» Assigned task:
In how many lines of the listing does the word "time" appear? Reply with the number only.

» Given records:
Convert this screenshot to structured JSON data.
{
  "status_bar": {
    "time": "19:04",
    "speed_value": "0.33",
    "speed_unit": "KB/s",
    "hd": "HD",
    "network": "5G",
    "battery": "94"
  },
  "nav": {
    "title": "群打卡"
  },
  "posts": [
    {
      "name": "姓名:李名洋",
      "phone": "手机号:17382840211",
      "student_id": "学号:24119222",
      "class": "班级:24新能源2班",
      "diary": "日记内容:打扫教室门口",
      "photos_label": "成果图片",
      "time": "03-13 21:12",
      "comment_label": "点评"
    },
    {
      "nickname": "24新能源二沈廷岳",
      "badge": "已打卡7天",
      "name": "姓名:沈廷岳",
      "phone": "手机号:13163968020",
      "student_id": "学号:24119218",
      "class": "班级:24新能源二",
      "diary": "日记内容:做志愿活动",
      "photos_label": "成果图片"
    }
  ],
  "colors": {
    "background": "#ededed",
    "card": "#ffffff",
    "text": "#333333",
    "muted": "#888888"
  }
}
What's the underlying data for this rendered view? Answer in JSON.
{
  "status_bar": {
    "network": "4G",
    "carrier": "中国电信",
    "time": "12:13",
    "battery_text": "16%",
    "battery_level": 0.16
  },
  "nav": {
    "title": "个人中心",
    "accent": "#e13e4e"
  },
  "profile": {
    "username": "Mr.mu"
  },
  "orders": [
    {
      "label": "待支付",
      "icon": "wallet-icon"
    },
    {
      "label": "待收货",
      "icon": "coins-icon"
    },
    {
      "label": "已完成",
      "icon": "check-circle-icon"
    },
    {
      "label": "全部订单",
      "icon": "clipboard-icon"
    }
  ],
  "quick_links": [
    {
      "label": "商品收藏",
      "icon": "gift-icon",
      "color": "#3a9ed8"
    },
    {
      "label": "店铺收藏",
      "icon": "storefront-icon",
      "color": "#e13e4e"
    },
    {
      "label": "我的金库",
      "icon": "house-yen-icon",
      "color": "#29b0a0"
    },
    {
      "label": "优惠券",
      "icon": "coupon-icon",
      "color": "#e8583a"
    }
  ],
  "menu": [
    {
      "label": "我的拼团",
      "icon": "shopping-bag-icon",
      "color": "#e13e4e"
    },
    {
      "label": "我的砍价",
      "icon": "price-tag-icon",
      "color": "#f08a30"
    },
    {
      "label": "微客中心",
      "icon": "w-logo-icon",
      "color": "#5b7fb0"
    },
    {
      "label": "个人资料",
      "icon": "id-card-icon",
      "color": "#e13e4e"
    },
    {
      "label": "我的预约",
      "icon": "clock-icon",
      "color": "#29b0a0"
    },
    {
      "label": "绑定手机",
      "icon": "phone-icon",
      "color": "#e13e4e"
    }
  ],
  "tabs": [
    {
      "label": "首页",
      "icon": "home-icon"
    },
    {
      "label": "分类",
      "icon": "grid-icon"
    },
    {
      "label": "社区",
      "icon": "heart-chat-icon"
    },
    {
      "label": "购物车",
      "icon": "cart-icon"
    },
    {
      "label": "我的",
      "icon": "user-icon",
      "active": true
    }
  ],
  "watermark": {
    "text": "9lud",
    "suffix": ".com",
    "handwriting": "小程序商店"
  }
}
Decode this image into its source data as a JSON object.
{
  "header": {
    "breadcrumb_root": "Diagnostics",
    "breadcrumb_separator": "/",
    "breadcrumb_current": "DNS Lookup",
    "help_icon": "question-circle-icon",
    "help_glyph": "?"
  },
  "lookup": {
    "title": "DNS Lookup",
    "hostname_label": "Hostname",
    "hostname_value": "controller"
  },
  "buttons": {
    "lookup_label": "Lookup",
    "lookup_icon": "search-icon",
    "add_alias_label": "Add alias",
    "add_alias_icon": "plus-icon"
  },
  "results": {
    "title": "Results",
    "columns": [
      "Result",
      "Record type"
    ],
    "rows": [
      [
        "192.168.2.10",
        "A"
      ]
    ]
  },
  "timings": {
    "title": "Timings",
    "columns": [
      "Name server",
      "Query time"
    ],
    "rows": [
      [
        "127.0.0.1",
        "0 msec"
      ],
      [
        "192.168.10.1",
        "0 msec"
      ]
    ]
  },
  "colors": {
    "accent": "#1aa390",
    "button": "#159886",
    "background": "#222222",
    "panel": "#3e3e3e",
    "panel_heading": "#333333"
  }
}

» Answer space:
4